--- Supplied information ---
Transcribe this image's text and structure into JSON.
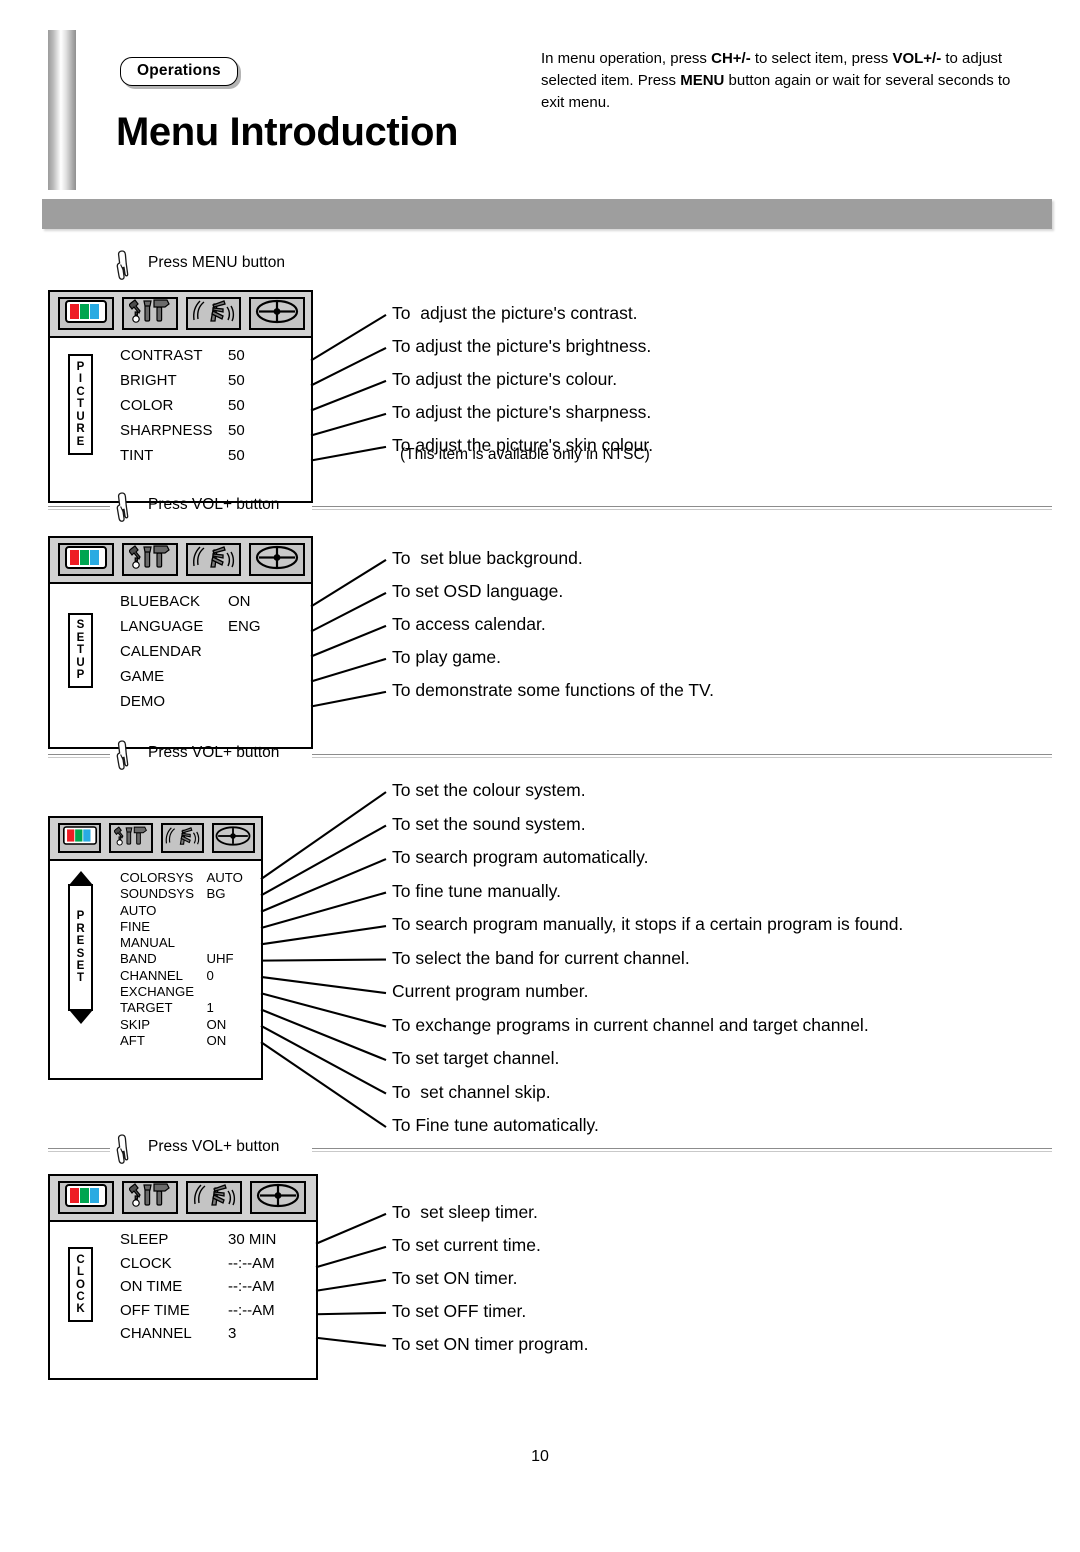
{
  "header": {
    "section_badge": "Operations",
    "title": "Menu Introduction",
    "intro_line1_a": "In menu operation, press ",
    "intro_line1_b": "CH+/-",
    "intro_line1_c": " to select item, press",
    "intro_line2_a": "VOL+/-",
    "intro_line2_b": " to adjust selected item. Press ",
    "intro_line2_c": "MENU",
    "intro_line2_d": " button",
    "intro_line3": "again or wait for several seconds to exit menu."
  },
  "icons": {
    "picture": "color-bars-icon",
    "setup": "tools-icon",
    "preset": "antenna-signal-icon",
    "clock": "clock-crosshair-icon",
    "hand": "pointing-hand-icon"
  },
  "groups": [
    {
      "id": "picture",
      "press_label": "Press MENU button",
      "side_label": "PICTURE",
      "has_scroll_arrows": false,
      "rows": [
        {
          "key": "CONTRAST",
          "value": "50"
        },
        {
          "key": "BRIGHT",
          "value": "50"
        },
        {
          "key": "COLOR",
          "value": "50"
        },
        {
          "key": "SHARPNESS",
          "value": "50"
        },
        {
          "key": "TINT",
          "value": "50"
        }
      ],
      "descriptions": [
        "To  adjust the picture's contrast.",
        "To adjust the picture's brightness.",
        "To adjust the picture's colour.",
        "To adjust the picture's sharpness.",
        "To adjust the picture's skin colour."
      ],
      "description_note": "(This item is available only in NTSC)"
    },
    {
      "id": "setup",
      "press_label": "Press VOL+ button",
      "side_label": "SETUP",
      "has_scroll_arrows": false,
      "rows": [
        {
          "key": "BLUEBACK",
          "value": "ON"
        },
        {
          "key": "LANGUAGE",
          "value": "ENG"
        },
        {
          "key": "CALENDAR",
          "value": ""
        },
        {
          "key": "GAME",
          "value": ""
        },
        {
          "key": "DEMO",
          "value": ""
        }
      ],
      "descriptions": [
        "To  set blue background.",
        "To set OSD language.",
        "To access calendar.",
        "To play game.",
        "To demonstrate some functions of the TV."
      ],
      "description_note": ""
    },
    {
      "id": "preset",
      "press_label": "Press VOL+ button",
      "side_label": "PRESET",
      "has_scroll_arrows": true,
      "rows": [
        {
          "key": "COLORSYS",
          "value": "AUTO"
        },
        {
          "key": "SOUNDSYS",
          "value": "BG"
        },
        {
          "key": "AUTO",
          "value": ""
        },
        {
          "key": "FINE",
          "value": ""
        },
        {
          "key": "MANUAL",
          "value": ""
        },
        {
          "key": "BAND",
          "value": "UHF"
        },
        {
          "key": "CHANNEL",
          "value": "0"
        },
        {
          "key": "EXCHANGE",
          "value": ""
        },
        {
          "key": "TARGET",
          "value": "1"
        },
        {
          "key": "SKIP",
          "value": "ON"
        },
        {
          "key": "AFT",
          "value": "ON"
        }
      ],
      "descriptions": [
        "To set the colour system.",
        "To set the sound system.",
        "To search program automatically.",
        "To fine tune manually.",
        "To search program manually, it stops if a certain program is found.",
        "To select the band for current channel.",
        "Current program number.",
        "To exchange programs in current channel and target channel.",
        "To set target channel.",
        "To  set channel skip.",
        "To Fine tune automatically."
      ],
      "description_note": ""
    },
    {
      "id": "clock",
      "press_label": "Press VOL+ button",
      "side_label": "CLOCK",
      "has_scroll_arrows": false,
      "rows": [
        {
          "key": "SLEEP",
          "value": "30 MIN"
        },
        {
          "key": "CLOCK",
          "value": "--:--AM"
        },
        {
          "key": "ON TIME",
          "value": "--:--AM"
        },
        {
          "key": "OFF TIME",
          "value": "--:--AM"
        },
        {
          "key": "CHANNEL",
          "value": "3"
        }
      ],
      "descriptions": [
        "To  set sleep timer.",
        "To set current time.",
        "To set ON timer.",
        "To set OFF timer.",
        "To set ON timer program."
      ],
      "description_note": ""
    }
  ],
  "footer": {
    "page_number": "10"
  },
  "colors": {
    "bar_red": "#ee1c24",
    "bar_green": "#00a550",
    "bar_cyan": "#29abe2",
    "band_gray": "#9e9e9e",
    "icon_bg": "#c4c4c4",
    "iconrow_bg": "#d2d2d2"
  }
}
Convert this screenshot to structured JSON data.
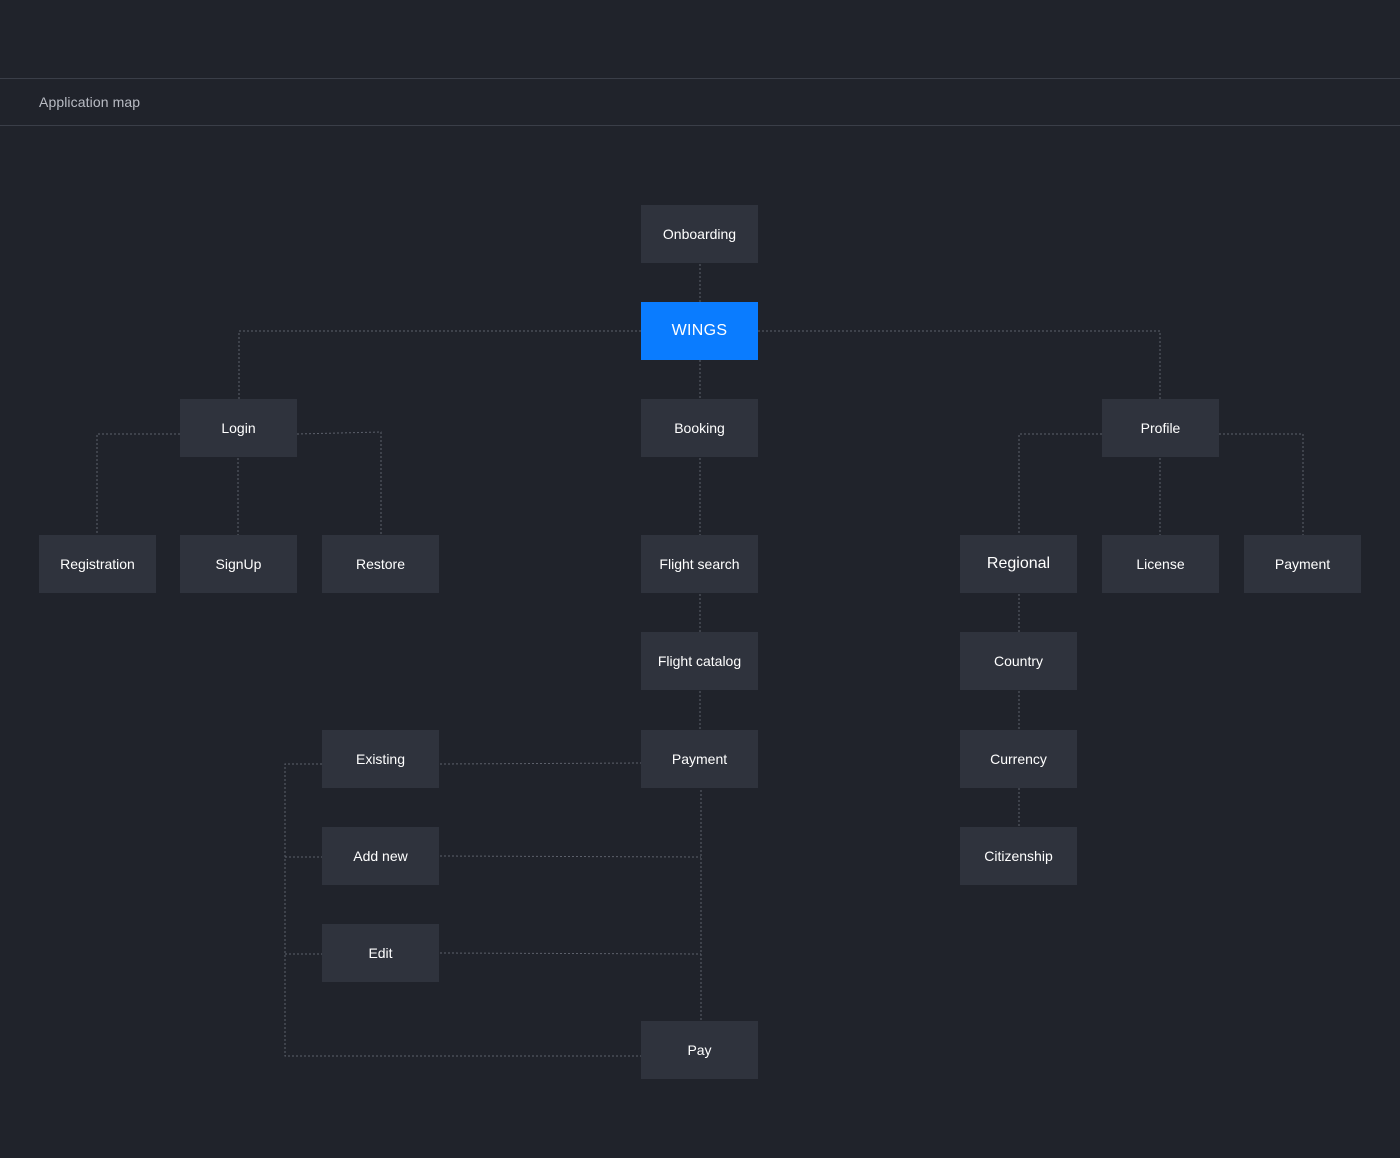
{
  "header": {
    "title": "Application map"
  },
  "nodes": {
    "onboarding": "Onboarding",
    "wings": "WINGS",
    "login": "Login",
    "booking": "Booking",
    "profile": "Profile",
    "registration": "Registration",
    "signup": "SignUp",
    "restore": "Restore",
    "flight_search": "Flight search",
    "regional": "Regional",
    "license": "License",
    "profile_payment": "Payment",
    "flight_catalog": "Flight catalog",
    "country": "Country",
    "existing": "Existing",
    "booking_payment": "Payment",
    "currency": "Currency",
    "add_new": "Add new",
    "citizenship": "Citizenship",
    "edit": "Edit",
    "pay": "Pay"
  },
  "colors": {
    "background": "#20232b",
    "node": "#2f333d",
    "root_node": "#0a7cff",
    "connector": "#5c606b"
  }
}
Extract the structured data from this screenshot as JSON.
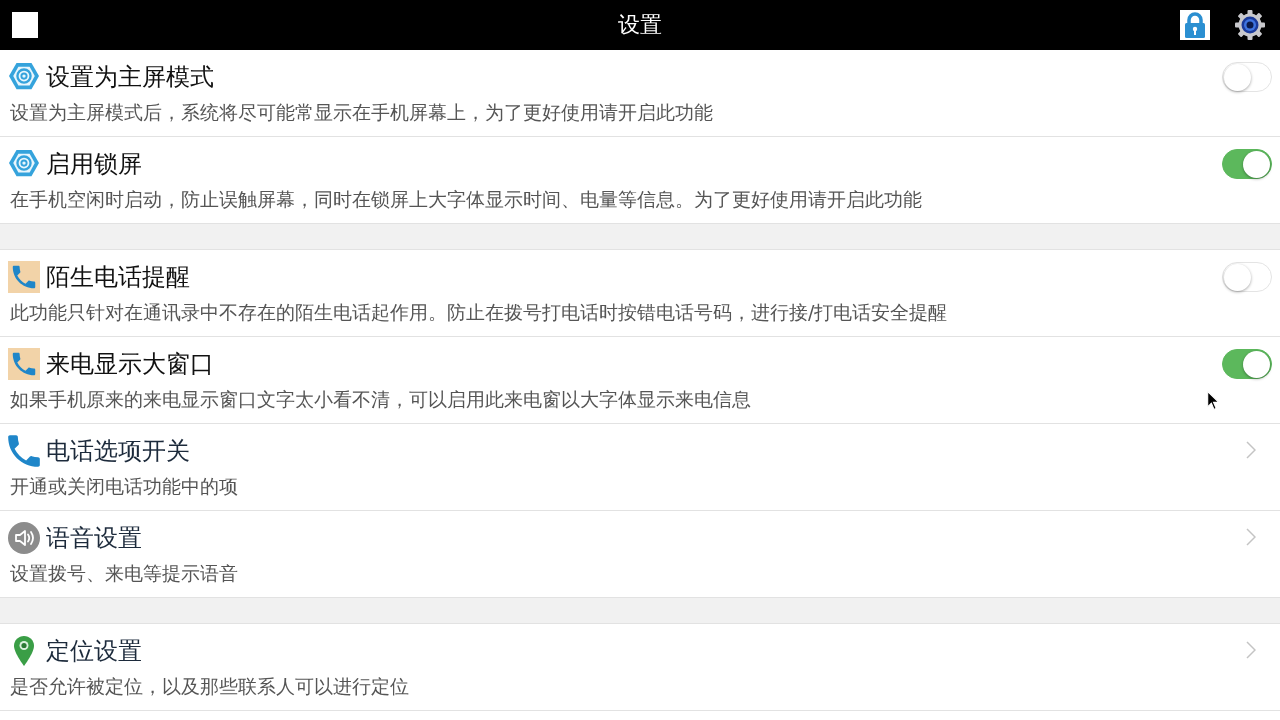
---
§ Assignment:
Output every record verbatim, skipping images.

§ Expected answer:
Transcribe this image's text and structure into JSON.
{
  "header": {
    "section_badge": "Operations",
    "title": "Menu Introduction",
    "intro_line1_a": "In menu operation, press ",
    "intro_line1_b": "CH+/-",
    "intro_line1_c": " to select item, press",
    "intro_line2_a": "VOL+/-",
    "intro_line2_b": " to adjust selected item. Press ",
    "intro_line2_c": "MENU",
    "intro_line2_d": " button",
    "intro_line3": "again or wait for several seconds to exit menu."
  },
  "icons": {
    "picture": "color-bars-icon",
    "setup": "tools-icon",
    "preset": "antenna-signal-icon",
    "clock": "clock-crosshair-icon",
    "hand": "pointing-hand-icon"
  },
  "groups": [
    {
      "id": "picture",
      "press_label": "Press MENU button",
      "side_label": "PICTURE",
      "has_scroll_arrows": false,
      "rows": [
        {
          "key": "CONTRAST",
          "value": "50"
        },
        {
          "key": "BRIGHT",
          "value": "50"
        },
        {
          "key": "COLOR",
          "value": "50"
        },
        {
          "key": "SHARPNESS",
          "value": "50"
        },
        {
          "key": "TINT",
          "value": "50"
        }
      ],
      "descriptions": [
        "To  adjust the picture's contrast.",
        "To adjust the picture's brightness.",
        "To adjust the picture's colour.",
        "To adjust the picture's sharpness.",
        "To adjust the picture's skin colour."
      ],
      "description_note": "(This item is available only in NTSC)"
    },
    {
      "id": "setup",
      "press_label": "Press VOL+ button",
      "side_label": "SETUP",
      "has_scroll_arrows": false,
      "rows": [
        {
          "key": "BLUEBACK",
          "value": "ON"
        },
        {
          "key": "LANGUAGE",
          "value": "ENG"
        },
        {
          "key": "CALENDAR",
          "value": ""
        },
        {
          "key": "GAME",
          "value": ""
        },
        {
          "key": "DEMO",
          "value": ""
        }
      ],
      "descriptions": [
        "To  set blue background.",
        "To set OSD language.",
        "To access calendar.",
        "To play game.",
        "To demonstrate some functions of the TV."
      ],
      "description_note": ""
    },
    {
      "id": "preset",
      "press_label": "Press VOL+ button",
      "side_label": "PRESET",
      "has_scroll_arrows": true,
      "rows": [
        {
          "key": "COLORSYS",
          "value": "AUTO"
        },
        {
          "key": "SOUNDSYS",
          "value": "BG"
        },
        {
          "key": "AUTO",
          "value": ""
        },
        {
          "key": "FINE",
          "value": ""
        },
        {
          "key": "MANUAL",
          "value": ""
        },
        {
          "key": "BAND",
          "value": "UHF"
        },
        {
          "key": "CHANNEL",
          "value": "0"
        },
        {
          "key": "EXCHANGE",
          "value": ""
        },
        {
          "key": "TARGET",
          "value": "1"
        },
        {
          "key": "SKIP",
          "value": "ON"
        },
        {
          "key": "AFT",
          "value": "ON"
        }
      ],
      "descriptions": [
        "To set the colour system.",
        "To set the sound system.",
        "To search program automatically.",
        "To fine tune manually.",
        "To search program manually, it stops if a certain program is found.",
        "To select the band for current channel.",
        "Current program number.",
        "To exchange programs in current channel and target channel.",
        "To set target channel.",
        "To  set channel skip.",
        "To Fine tune automatically."
      ],
      "description_note": ""
    },
    {
      "id": "clock",
      "press_label": "Press VOL+ button",
      "side_label": "CLOCK",
      "has_scroll_arrows": false,
      "rows": [
        {
          "key": "SLEEP",
          "value": "30 MIN"
        },
        {
          "key": "CLOCK",
          "value": "--:--AM"
        },
        {
          "key": "ON TIME",
          "value": "--:--AM"
        },
        {
          "key": "OFF TIME",
          "value": "--:--AM"
        },
        {
          "key": "CHANNEL",
          "value": "3"
        }
      ],
      "descriptions": [
        "To  set sleep timer.",
        "To set current time.",
        "To set ON timer.",
        "To set OFF timer.",
        "To set ON timer program."
      ],
      "description_note": ""
    }
  ],
  "footer": {
    "page_number": "10"
  },
  "colors": {
    "bar_red": "#ee1c24",
    "bar_green": "#00a550",
    "bar_cyan": "#29abe2",
    "band_gray": "#9e9e9e",
    "icon_bg": "#c4c4c4",
    "iconrow_bg": "#d2d2d2"
  }
}
Convert this screenshot to structured JSON data.
{
  "header": {
    "title": "Application map"
  },
  "nodes": {
    "onboarding": "Onboarding",
    "wings": "WINGS",
    "login": "Login",
    "booking": "Booking",
    "profile": "Profile",
    "registration": "Registration",
    "signup": "SignUp",
    "restore": "Restore",
    "flight_search": "Flight search",
    "regional": "Regional",
    "license": "License",
    "profile_payment": "Payment",
    "flight_catalog": "Flight catalog",
    "country": "Country",
    "existing": "Existing",
    "booking_payment": "Payment",
    "currency": "Currency",
    "add_new": "Add new",
    "citizenship": "Citizenship",
    "edit": "Edit",
    "pay": "Pay"
  },
  "colors": {
    "background": "#20232b",
    "node": "#2f333d",
    "root_node": "#0a7cff",
    "connector": "#5c606b"
  }
}
Extract the structured data from this screenshot as JSON.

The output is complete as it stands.